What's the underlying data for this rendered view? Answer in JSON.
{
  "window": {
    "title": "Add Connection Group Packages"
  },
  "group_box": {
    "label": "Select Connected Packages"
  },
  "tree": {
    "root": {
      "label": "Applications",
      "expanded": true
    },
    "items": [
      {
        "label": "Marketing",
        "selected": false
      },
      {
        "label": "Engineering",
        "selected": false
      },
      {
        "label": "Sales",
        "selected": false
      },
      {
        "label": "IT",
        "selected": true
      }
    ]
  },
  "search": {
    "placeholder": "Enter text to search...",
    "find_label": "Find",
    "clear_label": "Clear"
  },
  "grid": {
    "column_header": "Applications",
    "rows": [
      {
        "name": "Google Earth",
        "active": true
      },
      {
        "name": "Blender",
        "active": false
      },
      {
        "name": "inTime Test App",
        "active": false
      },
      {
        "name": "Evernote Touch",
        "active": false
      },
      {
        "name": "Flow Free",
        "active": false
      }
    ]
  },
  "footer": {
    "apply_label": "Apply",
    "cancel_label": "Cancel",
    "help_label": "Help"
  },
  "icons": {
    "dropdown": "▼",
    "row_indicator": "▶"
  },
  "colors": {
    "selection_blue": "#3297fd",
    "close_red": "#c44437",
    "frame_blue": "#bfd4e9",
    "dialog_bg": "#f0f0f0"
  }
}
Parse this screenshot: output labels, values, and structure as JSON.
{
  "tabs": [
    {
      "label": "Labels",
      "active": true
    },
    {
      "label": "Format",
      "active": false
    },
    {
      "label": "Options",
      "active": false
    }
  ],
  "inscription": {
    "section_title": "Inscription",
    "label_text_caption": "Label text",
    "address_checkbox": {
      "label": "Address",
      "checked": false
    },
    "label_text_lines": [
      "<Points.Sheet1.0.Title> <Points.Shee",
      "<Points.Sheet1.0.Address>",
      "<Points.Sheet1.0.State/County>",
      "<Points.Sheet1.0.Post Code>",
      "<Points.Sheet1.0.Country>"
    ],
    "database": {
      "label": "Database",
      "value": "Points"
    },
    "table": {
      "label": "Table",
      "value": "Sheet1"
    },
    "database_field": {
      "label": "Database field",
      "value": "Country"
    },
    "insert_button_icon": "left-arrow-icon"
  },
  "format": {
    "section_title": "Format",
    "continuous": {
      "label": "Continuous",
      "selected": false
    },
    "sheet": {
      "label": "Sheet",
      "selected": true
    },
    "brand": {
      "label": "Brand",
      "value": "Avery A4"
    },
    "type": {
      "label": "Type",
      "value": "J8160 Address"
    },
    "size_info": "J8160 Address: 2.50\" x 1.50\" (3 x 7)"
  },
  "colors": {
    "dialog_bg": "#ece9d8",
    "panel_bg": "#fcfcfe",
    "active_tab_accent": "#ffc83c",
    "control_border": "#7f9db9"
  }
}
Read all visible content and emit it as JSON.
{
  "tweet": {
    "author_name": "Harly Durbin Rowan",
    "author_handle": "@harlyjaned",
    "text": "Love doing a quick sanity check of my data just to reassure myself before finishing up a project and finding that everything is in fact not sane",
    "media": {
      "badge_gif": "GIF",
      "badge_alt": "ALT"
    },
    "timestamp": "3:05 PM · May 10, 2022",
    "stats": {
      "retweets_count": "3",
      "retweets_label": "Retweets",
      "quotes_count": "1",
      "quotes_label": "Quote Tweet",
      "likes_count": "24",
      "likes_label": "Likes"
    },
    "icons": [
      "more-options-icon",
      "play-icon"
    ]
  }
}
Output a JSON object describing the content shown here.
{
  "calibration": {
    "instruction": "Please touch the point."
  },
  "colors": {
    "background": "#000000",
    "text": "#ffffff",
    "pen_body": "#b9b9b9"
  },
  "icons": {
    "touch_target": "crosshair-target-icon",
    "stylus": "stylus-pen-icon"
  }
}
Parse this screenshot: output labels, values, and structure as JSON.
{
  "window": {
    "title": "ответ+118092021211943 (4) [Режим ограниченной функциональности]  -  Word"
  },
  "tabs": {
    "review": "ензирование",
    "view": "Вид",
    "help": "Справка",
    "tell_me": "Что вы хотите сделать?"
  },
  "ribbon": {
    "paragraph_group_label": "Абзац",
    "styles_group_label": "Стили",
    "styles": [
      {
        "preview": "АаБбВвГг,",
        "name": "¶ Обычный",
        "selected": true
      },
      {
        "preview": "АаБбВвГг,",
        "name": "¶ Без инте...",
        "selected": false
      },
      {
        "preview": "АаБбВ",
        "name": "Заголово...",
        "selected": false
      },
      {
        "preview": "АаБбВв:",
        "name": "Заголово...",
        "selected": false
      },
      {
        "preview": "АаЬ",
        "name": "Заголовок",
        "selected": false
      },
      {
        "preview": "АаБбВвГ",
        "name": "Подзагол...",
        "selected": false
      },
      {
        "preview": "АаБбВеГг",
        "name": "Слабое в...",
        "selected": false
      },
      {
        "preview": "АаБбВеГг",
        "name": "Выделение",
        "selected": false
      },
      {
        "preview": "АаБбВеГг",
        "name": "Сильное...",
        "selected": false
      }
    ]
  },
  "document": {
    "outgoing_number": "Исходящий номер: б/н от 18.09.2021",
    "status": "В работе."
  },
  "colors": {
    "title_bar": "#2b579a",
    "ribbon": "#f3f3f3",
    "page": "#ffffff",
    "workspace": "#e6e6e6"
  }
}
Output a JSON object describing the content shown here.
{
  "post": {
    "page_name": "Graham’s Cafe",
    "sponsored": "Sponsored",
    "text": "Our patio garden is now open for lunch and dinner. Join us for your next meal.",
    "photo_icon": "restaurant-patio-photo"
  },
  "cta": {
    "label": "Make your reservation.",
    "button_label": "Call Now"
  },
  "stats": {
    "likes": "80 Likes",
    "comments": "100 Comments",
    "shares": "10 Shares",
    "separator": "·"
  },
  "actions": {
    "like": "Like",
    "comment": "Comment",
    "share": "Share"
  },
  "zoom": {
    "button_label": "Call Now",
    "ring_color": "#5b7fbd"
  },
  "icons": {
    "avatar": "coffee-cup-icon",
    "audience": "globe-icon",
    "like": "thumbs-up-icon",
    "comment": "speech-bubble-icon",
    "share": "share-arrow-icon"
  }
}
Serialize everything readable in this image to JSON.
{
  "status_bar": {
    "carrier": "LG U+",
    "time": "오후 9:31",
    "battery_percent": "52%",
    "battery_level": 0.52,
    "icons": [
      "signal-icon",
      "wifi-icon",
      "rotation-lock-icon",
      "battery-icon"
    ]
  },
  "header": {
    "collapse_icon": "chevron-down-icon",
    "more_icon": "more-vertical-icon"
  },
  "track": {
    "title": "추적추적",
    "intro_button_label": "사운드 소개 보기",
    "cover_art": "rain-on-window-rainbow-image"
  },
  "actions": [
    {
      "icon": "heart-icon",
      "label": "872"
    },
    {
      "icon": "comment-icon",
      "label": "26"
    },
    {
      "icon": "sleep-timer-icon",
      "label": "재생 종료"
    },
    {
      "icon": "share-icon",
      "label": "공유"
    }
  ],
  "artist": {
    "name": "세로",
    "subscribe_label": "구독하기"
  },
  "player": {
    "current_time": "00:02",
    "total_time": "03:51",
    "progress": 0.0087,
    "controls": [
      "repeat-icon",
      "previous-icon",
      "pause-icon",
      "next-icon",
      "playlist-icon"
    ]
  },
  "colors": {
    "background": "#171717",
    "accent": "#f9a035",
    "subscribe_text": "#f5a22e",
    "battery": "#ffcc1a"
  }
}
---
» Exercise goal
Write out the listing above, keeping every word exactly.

» Your solution
What's the underlying data for this rendered view? Answer in JSON.
{
  "window": {
    "title": "Add Connection Group Packages"
  },
  "group_box": {
    "label": "Select Connected Packages"
  },
  "tree": {
    "root": {
      "label": "Applications",
      "expanded": true
    },
    "items": [
      {
        "label": "Marketing",
        "selected": false
      },
      {
        "label": "Engineering",
        "selected": false
      },
      {
        "label": "Sales",
        "selected": false
      },
      {
        "label": "IT",
        "selected": true
      }
    ]
  },
  "search": {
    "placeholder": "Enter text to search...",
    "find_label": "Find",
    "clear_label": "Clear"
  },
  "grid": {
    "column_header": "Applications",
    "rows": [
      {
        "name": "Google Earth",
        "active": true
      },
      {
        "name": "Blender",
        "active": false
      },
      {
        "name": "inTime Test App",
        "active": false
      },
      {
        "name": "Evernote Touch",
        "active": false
      },
      {
        "name": "Flow Free",
        "active": false
      }
    ]
  },
  "footer": {
    "apply_label": "Apply",
    "cancel_label": "Cancel",
    "help_label": "Help"
  },
  "icons": {
    "dropdown": "▼",
    "row_indicator": "▶"
  },
  "colors": {
    "selection_blue": "#3297fd",
    "close_red": "#c44437",
    "frame_blue": "#bfd4e9",
    "dialog_bg": "#f0f0f0"
  }
}
Parse this screenshot: output labels, values, and structure as JSON.
{
  "tabs": [
    {
      "label": "Labels",
      "active": true
    },
    {
      "label": "Format",
      "active": false
    },
    {
      "label": "Options",
      "active": false
    }
  ],
  "inscription": {
    "section_title": "Inscription",
    "label_text_caption": "Label text",
    "address_checkbox": {
      "label": "Address",
      "checked": false
    },
    "label_text_lines": [
      "<Points.Sheet1.0.Title> <Points.Shee",
      "<Points.Sheet1.0.Address>",
      "<Points.Sheet1.0.State/County>",
      "<Points.Sheet1.0.Post Code>",
      "<Points.Sheet1.0.Country>"
    ],
    "database": {
      "label": "Database",
      "value": "Points"
    },
    "table": {
      "label": "Table",
      "value": "Sheet1"
    },
    "database_field": {
      "label": "Database field",
      "value": "Country"
    },
    "insert_button_icon": "left-arrow-icon"
  },
  "format": {
    "section_title": "Format",
    "continuous": {
      "label": "Continuous",
      "selected": false
    },
    "sheet": {
      "label": "Sheet",
      "selected": true
    },
    "brand": {
      "label": "Brand",
      "value": "Avery A4"
    },
    "type": {
      "label": "Type",
      "value": "J8160 Address"
    },
    "size_info": "J8160 Address: 2.50\" x 1.50\" (3 x 7)"
  },
  "colors": {
    "dialog_bg": "#ece9d8",
    "panel_bg": "#fcfcfe",
    "active_tab_accent": "#ffc83c",
    "control_border": "#7f9db9"
  }
}
Read all visible content and emit it as JSON.
{
  "tweet": {
    "author_name": "Harly Durbin Rowan",
    "author_handle": "@harlyjaned",
    "text": "Love doing a quick sanity check of my data just to reassure myself before finishing up a project and finding that everything is in fact not sane",
    "media": {
      "badge_gif": "GIF",
      "badge_alt": "ALT"
    },
    "timestamp": "3:05 PM · May 10, 2022",
    "stats": {
      "retweets_count": "3",
      "retweets_label": "Retweets",
      "quotes_count": "1",
      "quotes_label": "Quote Tweet",
      "likes_count": "24",
      "likes_label": "Likes"
    },
    "icons": [
      "more-options-icon",
      "play-icon"
    ]
  }
}
Output a JSON object describing the content shown here.
{
  "calibration": {
    "instruction": "Please touch the point."
  },
  "colors": {
    "background": "#000000",
    "text": "#ffffff",
    "pen_body": "#b9b9b9"
  },
  "icons": {
    "touch_target": "crosshair-target-icon",
    "stylus": "stylus-pen-icon"
  }
}
Parse this screenshot: output labels, values, and structure as JSON.
{
  "window": {
    "title": "ответ+118092021211943 (4) [Режим ограниченной функциональности]  -  Word"
  },
  "tabs": {
    "review": "ензирование",
    "view": "Вид",
    "help": "Справка",
    "tell_me": "Что вы хотите сделать?"
  },
  "ribbon": {
    "paragraph_group_label": "Абзац",
    "styles_group_label": "Стили",
    "styles": [
      {
        "preview": "АаБбВвГг,",
        "name": "¶ Обычный",
        "selected": true
      },
      {
        "preview": "АаБбВвГг,",
        "name": "¶ Без инте...",
        "selected": false
      },
      {
        "preview": "АаБбВ",
        "name": "Заголово...",
        "selected": false
      },
      {
        "preview": "АаБбВв:",
        "name": "Заголово...",
        "selected": false
      },
      {
        "preview": "АаЬ",
        "name": "Заголовок",
        "selected": false
      },
      {
        "preview": "АаБбВвГ",
        "name": "Подзагол...",
        "selected": false
      },
      {
        "preview": "АаБбВеГг",
        "name": "Слабое в...",
        "selected": false
      },
      {
        "preview": "АаБбВеГг",
        "name": "Выделение",
        "selected": false
      },
      {
        "preview": "АаБбВеГг",
        "name": "Сильное...",
        "selected": false
      }
    ]
  },
  "document": {
    "outgoing_number": "Исходящий номер: б/н от 18.09.2021",
    "status": "В работе."
  },
  "colors": {
    "title_bar": "#2b579a",
    "ribbon": "#f3f3f3",
    "page": "#ffffff",
    "workspace": "#e6e6e6"
  }
}
Output a JSON object describing the content shown here.
{
  "post": {
    "page_name": "Graham’s Cafe",
    "sponsored": "Sponsored",
    "text": "Our patio garden is now open for lunch and dinner. Join us for your next meal.",
    "photo_icon": "restaurant-patio-photo"
  },
  "cta": {
    "label": "Make your reservation.",
    "button_label": "Call Now"
  },
  "stats": {
    "likes": "80 Likes",
    "comments": "100 Comments",
    "shares": "10 Shares",
    "separator": "·"
  },
  "actions": {
    "like": "Like",
    "comment": "Comment",
    "share": "Share"
  },
  "zoom": {
    "button_label": "Call Now",
    "ring_color": "#5b7fbd"
  },
  "icons": {
    "avatar": "coffee-cup-icon",
    "audience": "globe-icon",
    "like": "thumbs-up-icon",
    "comment": "speech-bubble-icon",
    "share": "share-arrow-icon"
  }
}
Serialize everything readable in this image to JSON.
{
  "status_bar": {
    "carrier": "LG U+",
    "time": "오후 9:31",
    "battery_percent": "52%",
    "battery_level": 0.52,
    "icons": [
      "signal-icon",
      "wifi-icon",
      "rotation-lock-icon",
      "battery-icon"
    ]
  },
  "header": {
    "collapse_icon": "chevron-down-icon",
    "more_icon": "more-vertical-icon"
  },
  "track": {
    "title": "추적추적",
    "intro_button_label": "사운드 소개 보기",
    "cover_art": "rain-on-window-rainbow-image"
  },
  "actions": [
    {
      "icon": "heart-icon",
      "label": "872"
    },
    {
      "icon": "comment-icon",
      "label": "26"
    },
    {
      "icon": "sleep-timer-icon",
      "label": "재생 종료"
    },
    {
      "icon": "share-icon",
      "label": "공유"
    }
  ],
  "artist": {
    "name": "세로",
    "subscribe_label": "구독하기"
  },
  "player": {
    "current_time": "00:02",
    "total_time": "03:51",
    "progress": 0.0087,
    "controls": [
      "repeat-icon",
      "previous-icon",
      "pause-icon",
      "next-icon",
      "playlist-icon"
    ]
  },
  "colors": {
    "background": "#171717",
    "accent": "#f9a035",
    "subscribe_text": "#f5a22e",
    "battery": "#ffcc1a"
  }
}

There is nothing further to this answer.